PROBLEM DESCRIPTION ▸ Please state how many lines in the records below contain the word "icon", giving only the number.

PROVIDED RECORDS Block Start

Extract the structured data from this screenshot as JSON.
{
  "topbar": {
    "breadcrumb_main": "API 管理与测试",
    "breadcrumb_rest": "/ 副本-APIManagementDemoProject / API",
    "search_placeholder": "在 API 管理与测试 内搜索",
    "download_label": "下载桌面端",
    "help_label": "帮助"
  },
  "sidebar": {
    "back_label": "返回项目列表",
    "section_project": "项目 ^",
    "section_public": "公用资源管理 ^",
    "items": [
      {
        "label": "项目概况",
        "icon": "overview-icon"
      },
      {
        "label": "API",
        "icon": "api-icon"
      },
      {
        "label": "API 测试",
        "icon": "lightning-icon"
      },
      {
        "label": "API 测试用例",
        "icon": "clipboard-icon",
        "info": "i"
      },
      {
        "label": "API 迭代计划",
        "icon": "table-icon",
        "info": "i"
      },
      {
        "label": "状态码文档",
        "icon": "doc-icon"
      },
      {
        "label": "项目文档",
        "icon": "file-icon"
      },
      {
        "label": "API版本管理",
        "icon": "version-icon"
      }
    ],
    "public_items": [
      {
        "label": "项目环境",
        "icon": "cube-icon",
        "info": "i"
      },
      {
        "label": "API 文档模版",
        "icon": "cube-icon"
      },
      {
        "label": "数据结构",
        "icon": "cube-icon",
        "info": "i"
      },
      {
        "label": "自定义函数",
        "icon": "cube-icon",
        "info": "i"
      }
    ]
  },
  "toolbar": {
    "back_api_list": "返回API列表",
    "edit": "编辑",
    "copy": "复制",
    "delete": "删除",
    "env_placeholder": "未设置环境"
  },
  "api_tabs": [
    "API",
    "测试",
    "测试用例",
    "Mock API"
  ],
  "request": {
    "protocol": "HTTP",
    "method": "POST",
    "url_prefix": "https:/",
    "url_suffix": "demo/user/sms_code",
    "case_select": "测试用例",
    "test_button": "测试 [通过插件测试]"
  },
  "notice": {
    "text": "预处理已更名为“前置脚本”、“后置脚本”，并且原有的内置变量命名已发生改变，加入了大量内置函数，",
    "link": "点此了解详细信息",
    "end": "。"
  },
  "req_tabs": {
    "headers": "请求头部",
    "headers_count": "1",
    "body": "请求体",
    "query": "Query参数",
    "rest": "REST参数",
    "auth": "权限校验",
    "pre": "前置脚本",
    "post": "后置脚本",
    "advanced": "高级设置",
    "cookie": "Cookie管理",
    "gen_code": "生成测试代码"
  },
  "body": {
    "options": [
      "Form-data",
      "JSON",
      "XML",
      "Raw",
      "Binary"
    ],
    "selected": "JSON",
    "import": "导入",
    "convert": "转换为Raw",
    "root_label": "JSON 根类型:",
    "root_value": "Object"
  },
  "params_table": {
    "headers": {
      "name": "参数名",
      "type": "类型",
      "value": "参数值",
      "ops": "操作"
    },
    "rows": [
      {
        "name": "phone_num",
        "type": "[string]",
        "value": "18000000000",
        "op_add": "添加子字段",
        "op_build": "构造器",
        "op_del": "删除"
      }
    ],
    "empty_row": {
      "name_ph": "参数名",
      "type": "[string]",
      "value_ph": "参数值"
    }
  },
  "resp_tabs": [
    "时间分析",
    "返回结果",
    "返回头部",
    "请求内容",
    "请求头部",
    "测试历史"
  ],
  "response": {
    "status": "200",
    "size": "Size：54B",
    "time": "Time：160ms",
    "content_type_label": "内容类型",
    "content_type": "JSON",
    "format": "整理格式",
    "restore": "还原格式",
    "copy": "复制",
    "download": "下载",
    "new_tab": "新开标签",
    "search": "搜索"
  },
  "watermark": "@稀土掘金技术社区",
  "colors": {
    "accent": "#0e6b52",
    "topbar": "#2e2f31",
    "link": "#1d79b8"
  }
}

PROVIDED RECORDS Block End

EXERCISE OUTPUT ▸ 12